Building upon the excellent Tom Rodgers’ interview (which you can find here), is ITS’ latest user interview with another very talented engineer, Dr. Jiabin Jia. Dr. Jia, Lecturer in electrical engineering at the University of Edinburgh, is a well-respected figure in the world of process tomography. Known for his work with multiphase flow, we had the pleasure of sitting down with Dr. Jia to discuss his latest research:
Which tomography system do you use?
How have you utilised our systems for your research?
“My main project using the V5R system was in collaboration with the chemical engineering department at the University of Edinburgh. When designing and manufacturing packed bed reactors the chemical engineering team had difficulties estimating CO2 distribution and incorporating carbon capture methods.
It is no secret that nuclear reactors generate carbon dioxide, which has lasting negative effects upon climate change and air quality. To minimalise waste CO2 entering the atmosphere carbon capture techniques are deployed. The main issue encountered by the chemical engineers at the University of Edinburgh was that they didn’t know which areas inside the reactor had the biggest build-up of carbon dioxide, thereby making them unsure where to best deploy the carbon captures.
The solution to this problem was to utilise the V5R system, as it provides real time CO2 distribution measurements, which allowed us to visualise and track precisely where the highest concentration of CO2 was congregating within the reactor. With this knowledge the team was able to design a reactor with much more effective CO2 obstructions.
Additionally, I’ve also used the V5R to do work for our industrial partner TUV NEL. I recently used to investigate oil and water two phase flow. Water is very conductive, which makes the V5R a very suitable instrument to handle highly conductive multiphase flow”.
What are the advantages of using tomography systems compared to other alternatives?
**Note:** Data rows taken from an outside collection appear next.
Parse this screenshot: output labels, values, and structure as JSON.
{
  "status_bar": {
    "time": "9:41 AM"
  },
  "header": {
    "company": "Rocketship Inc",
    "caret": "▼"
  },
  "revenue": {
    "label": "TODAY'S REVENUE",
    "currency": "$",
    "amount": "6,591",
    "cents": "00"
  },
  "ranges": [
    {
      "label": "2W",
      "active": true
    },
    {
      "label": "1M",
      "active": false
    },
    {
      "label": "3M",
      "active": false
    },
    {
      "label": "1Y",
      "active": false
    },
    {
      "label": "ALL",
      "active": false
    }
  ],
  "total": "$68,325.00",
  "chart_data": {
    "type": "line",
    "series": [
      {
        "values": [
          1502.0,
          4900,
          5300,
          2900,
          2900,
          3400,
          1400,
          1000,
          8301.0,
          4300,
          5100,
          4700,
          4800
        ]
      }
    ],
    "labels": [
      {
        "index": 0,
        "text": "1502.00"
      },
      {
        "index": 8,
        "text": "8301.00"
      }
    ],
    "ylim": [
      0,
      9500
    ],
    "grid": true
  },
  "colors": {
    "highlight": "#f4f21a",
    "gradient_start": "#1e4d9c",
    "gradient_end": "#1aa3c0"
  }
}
“The main alternative to tomography is gamma, which is too expensive; tomography is a lot cheaper and can be just as effective. Also, if we had a gamma system the health and safety people would be closely monitoring my lab; I like that ITS systems are safe and non-nuclear.
Furthermore, with gamma the reaction happens too fast, you gain a high resolution image but it doesn’t mean much. Because ideally, you want long term measuring and long term information so a single high resolution frame is not very useful when working with a chemical reactor”.
What literature have you published on your findings?
- Jiabin Jia et al. (2010). A novel tomographic sensing system for high electrically conductive multiphase flow measurement. Flow Measurement and Instrumentation, 21(3), pp 184-190.
- Mi, W., Jiabin Jia et al. (2015). A New Visualisation and Measurement Technology for Water Continuous Multiphase Flows. Flow Measurement and Instrumentation, 46(B), pp 204-218.
- Jiabin Jia, et al. (2016). Effect of Packing and Liquid Conductivity on Gas Distribution and Holdup in Reaction Column. 2016 International Instrumentation and Measurement Technology Conference. Taipei, China, 23rd-26th May.
If, like Dr. Jiabin Jia, you would like to incorporate tomography into your research, why not contact us now to discuss your work with one of our team; simply send us an email, enquire online, or call +44 (0) 161 832 9297. And remember to keep checking back for the next ITS interview!